Retype the data exactly, so that every line matches the original.

-.-.-

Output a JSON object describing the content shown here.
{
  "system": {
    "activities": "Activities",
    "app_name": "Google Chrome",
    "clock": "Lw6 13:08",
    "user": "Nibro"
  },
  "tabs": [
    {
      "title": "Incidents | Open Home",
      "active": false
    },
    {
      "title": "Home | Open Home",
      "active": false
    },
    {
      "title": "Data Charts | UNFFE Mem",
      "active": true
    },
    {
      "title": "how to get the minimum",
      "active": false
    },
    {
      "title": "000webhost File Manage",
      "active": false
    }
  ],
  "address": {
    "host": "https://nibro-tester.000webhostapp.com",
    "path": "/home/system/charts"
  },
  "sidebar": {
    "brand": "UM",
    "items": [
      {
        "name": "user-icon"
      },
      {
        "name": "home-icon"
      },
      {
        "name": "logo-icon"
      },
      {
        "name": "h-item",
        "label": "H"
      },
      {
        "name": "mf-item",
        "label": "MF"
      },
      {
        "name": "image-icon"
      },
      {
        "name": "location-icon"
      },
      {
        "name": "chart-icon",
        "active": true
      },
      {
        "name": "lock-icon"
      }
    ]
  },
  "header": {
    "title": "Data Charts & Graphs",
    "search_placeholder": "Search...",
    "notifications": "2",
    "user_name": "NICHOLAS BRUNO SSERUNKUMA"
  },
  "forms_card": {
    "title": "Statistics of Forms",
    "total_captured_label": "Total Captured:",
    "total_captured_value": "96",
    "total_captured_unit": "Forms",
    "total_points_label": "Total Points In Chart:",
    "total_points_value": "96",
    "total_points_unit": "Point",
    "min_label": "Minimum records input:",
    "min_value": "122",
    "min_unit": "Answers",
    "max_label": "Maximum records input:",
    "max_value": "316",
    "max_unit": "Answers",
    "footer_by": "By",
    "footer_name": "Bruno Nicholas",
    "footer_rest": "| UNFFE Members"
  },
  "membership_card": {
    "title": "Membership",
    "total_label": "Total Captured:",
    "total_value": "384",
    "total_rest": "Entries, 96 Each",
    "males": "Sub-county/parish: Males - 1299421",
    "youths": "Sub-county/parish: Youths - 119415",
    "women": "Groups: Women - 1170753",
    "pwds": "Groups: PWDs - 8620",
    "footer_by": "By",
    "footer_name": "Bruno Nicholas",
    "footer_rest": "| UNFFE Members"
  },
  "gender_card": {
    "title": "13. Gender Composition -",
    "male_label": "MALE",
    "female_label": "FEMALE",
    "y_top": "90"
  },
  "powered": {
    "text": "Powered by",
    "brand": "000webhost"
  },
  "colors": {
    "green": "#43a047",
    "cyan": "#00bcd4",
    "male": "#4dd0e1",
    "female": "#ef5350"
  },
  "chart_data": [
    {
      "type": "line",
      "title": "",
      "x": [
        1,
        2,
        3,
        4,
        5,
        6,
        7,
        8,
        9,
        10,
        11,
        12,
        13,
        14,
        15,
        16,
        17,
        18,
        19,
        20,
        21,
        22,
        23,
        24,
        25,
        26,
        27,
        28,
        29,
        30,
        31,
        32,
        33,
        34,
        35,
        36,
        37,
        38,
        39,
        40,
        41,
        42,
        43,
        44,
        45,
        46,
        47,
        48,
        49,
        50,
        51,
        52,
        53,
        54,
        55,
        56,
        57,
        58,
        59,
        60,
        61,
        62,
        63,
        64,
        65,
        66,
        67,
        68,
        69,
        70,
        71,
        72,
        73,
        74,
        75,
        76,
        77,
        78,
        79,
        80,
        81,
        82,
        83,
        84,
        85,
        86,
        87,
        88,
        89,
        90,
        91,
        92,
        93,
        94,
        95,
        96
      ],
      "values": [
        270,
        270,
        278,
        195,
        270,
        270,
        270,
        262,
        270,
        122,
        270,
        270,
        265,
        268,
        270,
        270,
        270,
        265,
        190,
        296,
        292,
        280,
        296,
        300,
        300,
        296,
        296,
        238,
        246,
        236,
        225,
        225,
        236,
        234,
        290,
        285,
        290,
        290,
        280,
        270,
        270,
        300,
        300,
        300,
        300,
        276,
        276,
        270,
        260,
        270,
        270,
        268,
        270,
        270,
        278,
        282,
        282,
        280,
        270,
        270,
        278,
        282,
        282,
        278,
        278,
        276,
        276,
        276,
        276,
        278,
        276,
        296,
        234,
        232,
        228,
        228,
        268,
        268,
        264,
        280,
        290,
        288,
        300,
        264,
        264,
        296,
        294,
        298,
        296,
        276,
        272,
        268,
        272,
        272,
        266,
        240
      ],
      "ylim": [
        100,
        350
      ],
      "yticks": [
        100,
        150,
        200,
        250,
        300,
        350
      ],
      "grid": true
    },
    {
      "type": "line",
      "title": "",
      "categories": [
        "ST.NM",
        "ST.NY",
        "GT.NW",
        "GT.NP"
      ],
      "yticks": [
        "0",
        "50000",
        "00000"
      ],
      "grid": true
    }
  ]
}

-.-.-

[YOUR SOLUTION]:
Output a JSON object describing the content shown here.
{
  "system": {
    "activities": "Activities",
    "app_name": "Google Chrome",
    "clock": "Lw6 13:08",
    "user": "Nibro"
  },
  "tabs": [
    {
      "title": "Incidents | Open Home",
      "active": false
    },
    {
      "title": "Home | Open Home",
      "active": false
    },
    {
      "title": "Data Charts | UNFFE Mem",
      "active": true
    },
    {
      "title": "how to get the minimum",
      "active": false
    },
    {
      "title": "000webhost File Manage",
      "active": false
    }
  ],
  "address": {
    "host": "https://nibro-tester.000webhostapp.com",
    "path": "/home/system/charts"
  },
  "sidebar": {
    "brand": "UM",
    "items": [
      {
        "name": "user-icon"
      },
      {
        "name": "home-icon"
      },
      {
        "name": "logo-icon"
      },
      {
        "name": "h-item",
        "label": "H"
      },
      {
        "name": "mf-item",
        "label": "MF"
      },
      {
        "name": "image-icon"
      },
      {
        "name": "location-icon"
      },
      {
        "name": "chart-icon",
        "active": true
      },
      {
        "name": "lock-icon"
      }
    ]
  },
  "header": {
    "title": "Data Charts & Graphs",
    "search_placeholder": "Search...",
    "notifications": "2",
    "user_name": "NICHOLAS BRUNO SSERUNKUMA"
  },
  "forms_card": {
    "title": "Statistics of Forms",
    "total_captured_label": "Total Captured:",
    "total_captured_value": "96",
    "total_captured_unit": "Forms",
    "total_points_label": "Total Points In Chart:",
    "total_points_value": "96",
    "total_points_unit": "Point",
    "min_label": "Minimum records input:",
    "min_value": "122",
    "min_unit": "Answers",
    "max_label": "Maximum records input:",
    "max_value": "316",
    "max_unit": "Answers",
    "footer_by": "By",
    "footer_name": "Bruno Nicholas",
    "footer_rest": "| UNFFE Members"
  },
  "membership_card": {
    "title": "Membership",
    "total_label": "Total Captured:",
    "total_value": "384",
    "total_rest": "Entries, 96 Each",
    "males": "Sub-county/parish: Males - 1299421",
    "youths": "Sub-county/parish: Youths - 119415",
    "women": "Groups: Women - 1170753",
    "pwds": "Groups: PWDs - 8620",
    "footer_by": "By",
    "footer_name": "Bruno Nicholas",
    "footer_rest": "| UNFFE Members"
  },
  "gender_card": {
    "title": "13. Gender Composition -",
    "male_label": "MALE",
    "female_label": "FEMALE",
    "y_top": "90"
  },
  "powered": {
    "text": "Powered by",
    "brand": "000webhost"
  },
  "colors": {
    "green": "#43a047",
    "cyan": "#00bcd4",
    "male": "#4dd0e1",
    "female": "#ef5350"
  },
  "chart_data": [
    {
      "type": "line",
      "title": "",
      "x": [
        1,
        2,
        3,
        4,
        5,
        6,
        7,
        8,
        9,
        10,
        11,
        12,
        13,
        14,
        15,
        16,
        17,
        18,
        19,
        20,
        21,
        22,
        23,
        24,
        25,
        26,
        27,
        28,
        29,
        30,
        31,
        32,
        33,
        34,
        35,
        36,
        37,
        38,
        39,
        40,
        41,
        42,
        43,
        44,
        45,
        46,
        47,
        48,
        49,
        50,
        51,
        52,
        53,
        54,
        55,
        56,
        57,
        58,
        59,
        60,
        61,
        62,
        63,
        64,
        65,
        66,
        67,
        68,
        69,
        70,
        71,
        72,
        73,
        74,
        75,
        76,
        77,
        78,
        79,
        80,
        81,
        82,
        83,
        84,
        85,
        86,
        87,
        88,
        89,
        90,
        91,
        92,
        93,
        94,
        95,
        96
      ],
      "values": [
        270,
        270,
        278,
        195,
        270,
        270,
        270,
        262,
        270,
        122,
        270,
        270,
        265,
        268,
        270,
        270,
        270,
        265,
        190,
        296,
        292,
        280,
        296,
        300,
        300,
        296,
        296,
        238,
        246,
        236,
        225,
        225,
        236,
        234,
        290,
        285,
        290,
        290,
        280,
        270,
        270,
        300,
        300,
        300,
        300,
        276,
        276,
        270,
        260,
        270,
        270,
        268,
        270,
        270,
        278,
        282,
        282,
        280,
        270,
        270,
        278,
        282,
        282,
        278,
        278,
        276,
        276,
        276,
        276,
        278,
        276,
        296,
        234,
        232,
        228,
        228,
        268,
        268,
        264,
        280,
        290,
        288,
        300,
        264,
        264,
        296,
        294,
        298,
        296,
        276,
        272,
        268,
        272,
        272,
        266,
        240
      ],
      "ylim": [
        100,
        350
      ],
      "yticks": [
        100,
        150,
        200,
        250,
        300,
        350
      ],
      "grid": true
    },
    {
      "type": "line",
      "title": "",
      "categories": [
        "ST.NM",
        "ST.NY",
        "GT.NW",
        "GT.NP"
      ],
      "yticks": [
        "0",
        "50000",
        "00000"
      ],
      "grid": true
    }
  ]
}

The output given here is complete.